The Oscar nominations are in at last! Nine movies made the list for Best Picture. Of them, I have only seen two so far - Lincoln and Argo, both of which well deserve their Oscar nod. I hope to see Zero Dark Thirty sometime soon. But that's still only one-third of the nominees! (Of course, in the good old days, when there were only 5 nominess, 3 out of 5 would have been a good percentage. And it's highly likely that, if the Academy still had the disicpline to confine the number of nominees to 5, those 3 would all be on the list).

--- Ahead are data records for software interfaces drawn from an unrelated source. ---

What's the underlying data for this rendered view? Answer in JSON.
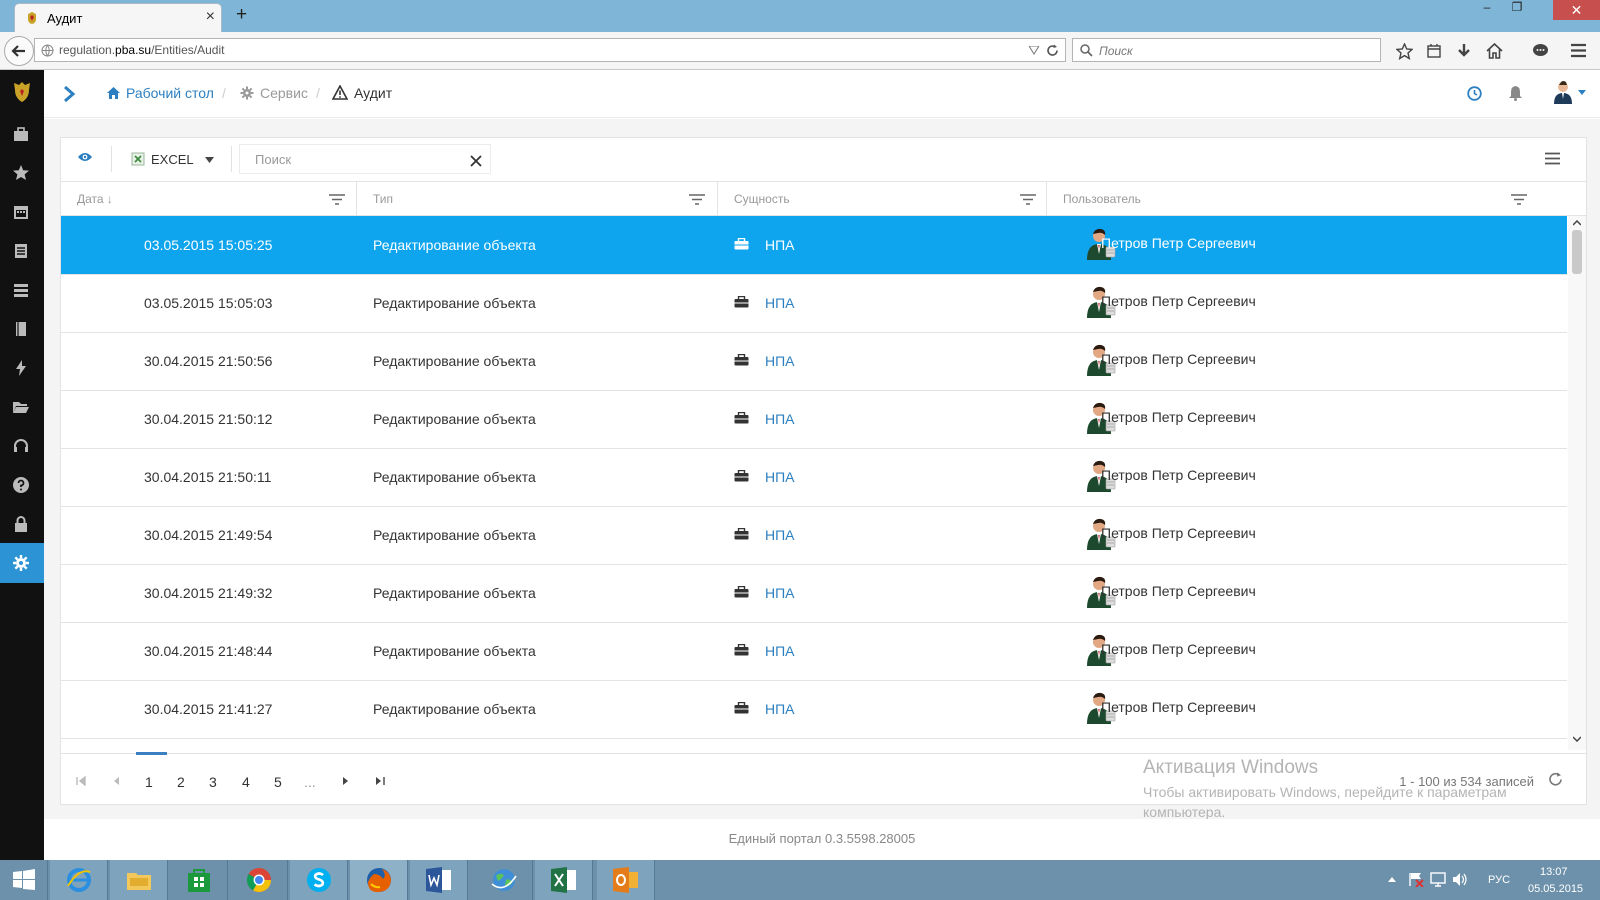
{
  "browser": {
    "tab_title": "Аудит",
    "url_plain": "regulation.",
    "url_host": "pba.su",
    "url_path": "/Entities/Audit",
    "search_placeholder": "Поиск"
  },
  "breadcrumb": {
    "home": "Рабочий стол",
    "service": "Сервис",
    "current": "Аудит"
  },
  "toolbar": {
    "excel_label": "EXCEL",
    "search_placeholder": "Поиск"
  },
  "columns": {
    "date": "Дата ↓",
    "type": "Тип",
    "entity": "Сущность",
    "user": "Пользователь"
  },
  "rows": [
    {
      "date": "03.05.2015 15:05:25",
      "type": "Редактирование объекта",
      "entity": "НПА",
      "user": "Петров Петр Сергеевич",
      "selected": true
    },
    {
      "date": "03.05.2015 15:05:03",
      "type": "Редактирование объекта",
      "entity": "НПА",
      "user": "Петров Петр Сергеевич"
    },
    {
      "date": "30.04.2015 21:50:56",
      "type": "Редактирование объекта",
      "entity": "НПА",
      "user": "Петров Петр Сергеевич"
    },
    {
      "date": "30.04.2015 21:50:12",
      "type": "Редактирование объекта",
      "entity": "НПА",
      "user": "Петров Петр Сергеевич"
    },
    {
      "date": "30.04.2015 21:50:11",
      "type": "Редактирование объекта",
      "entity": "НПА",
      "user": "Петров Петр Сергеевич"
    },
    {
      "date": "30.04.2015 21:49:54",
      "type": "Редактирование объекта",
      "entity": "НПА",
      "user": "Петров Петр Сергеевич"
    },
    {
      "date": "30.04.2015 21:49:32",
      "type": "Редактирование объекта",
      "entity": "НПА",
      "user": "Петров Петр Сергеевич"
    },
    {
      "date": "30.04.2015 21:48:44",
      "type": "Редактирование объекта",
      "entity": "НПА",
      "user": "Петров Петр Сергеевич"
    },
    {
      "date": "30.04.2015 21:41:27",
      "type": "Редактирование объекта",
      "entity": "НПА",
      "user": "Петров Петр Сергеевич"
    }
  ],
  "pager": {
    "pages": [
      "1",
      "2",
      "3",
      "4",
      "5",
      "..."
    ],
    "current_page": "1",
    "info": "1 - 100 из 534 записей"
  },
  "watermark": {
    "title": "Активация Windows",
    "subtitle": "Чтобы активировать Windows, перейдите к параметрам компьютера."
  },
  "footer": {
    "text": "Единый портал 0.3.5598.28005"
  },
  "taskbar": {
    "language": "РУС",
    "time": "13:07",
    "date": "05.05.2015"
  },
  "colors": {
    "selected_row": "#0ea5ee",
    "link": "#2c7fc0",
    "sidebar": "#111111",
    "sidebar_active": "#2c94d5"
  }
}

Of the two I have already seen, I guess I'd probably give the nod to Lincoln, although if Argo won I would not think it undeserved. As for the actor categories - Daniel Day-Lewis for Best Actor, Sally Field for Best Actress, and Tommy Lee Jones for Best Supporting Actor, all nominated for their outstanding performances in Lincoln - my guess is that they could all win, resulting in a real Lincoln sweep this year.

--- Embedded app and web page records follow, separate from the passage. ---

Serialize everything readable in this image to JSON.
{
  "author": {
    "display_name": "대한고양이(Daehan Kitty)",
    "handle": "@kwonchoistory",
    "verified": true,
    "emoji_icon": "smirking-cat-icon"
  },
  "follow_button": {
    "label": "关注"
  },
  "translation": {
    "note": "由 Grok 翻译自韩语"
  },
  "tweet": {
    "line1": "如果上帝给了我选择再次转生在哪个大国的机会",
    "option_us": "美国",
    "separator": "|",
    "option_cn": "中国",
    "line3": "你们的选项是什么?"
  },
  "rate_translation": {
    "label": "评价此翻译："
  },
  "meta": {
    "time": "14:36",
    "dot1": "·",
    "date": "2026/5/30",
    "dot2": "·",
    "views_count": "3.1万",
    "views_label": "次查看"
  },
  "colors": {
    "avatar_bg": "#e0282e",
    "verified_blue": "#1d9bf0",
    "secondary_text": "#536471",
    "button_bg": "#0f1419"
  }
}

Film considerations aside, I think there is an added aspect to Lincoln's appeal - and perhaps Argo's as well - and that is the evocation of a government that worked (and, perhaps more pointedly, political leaders who worked the way political leaders ought to work). The lame-duck House of Representatives Lincoln dealt with in the film may not have been as completely ineffective as the recently expired 112th House, but it was certainly no model of high quality governance. Yet, committed and effective leaders - like Lincoln and Stevens - men who cared about what they most fundamentally believed in (in their case, abolition) and also cared to engage the process to make something happen were actually able to succeed. If President Obama cares comparably about reducing inequality, resolving immigration, and doing something serious about the pestilence of private gun ownership, he too must be effective (much more so than he has been) in making those beliefs the nation's agenda, and he must engage the levers of social power to translate that wish list into political accomplishments. The first three weeks of January have given us a new year and a new Congress and will soon give us the start of a new presidential term. A good time for a fresh start!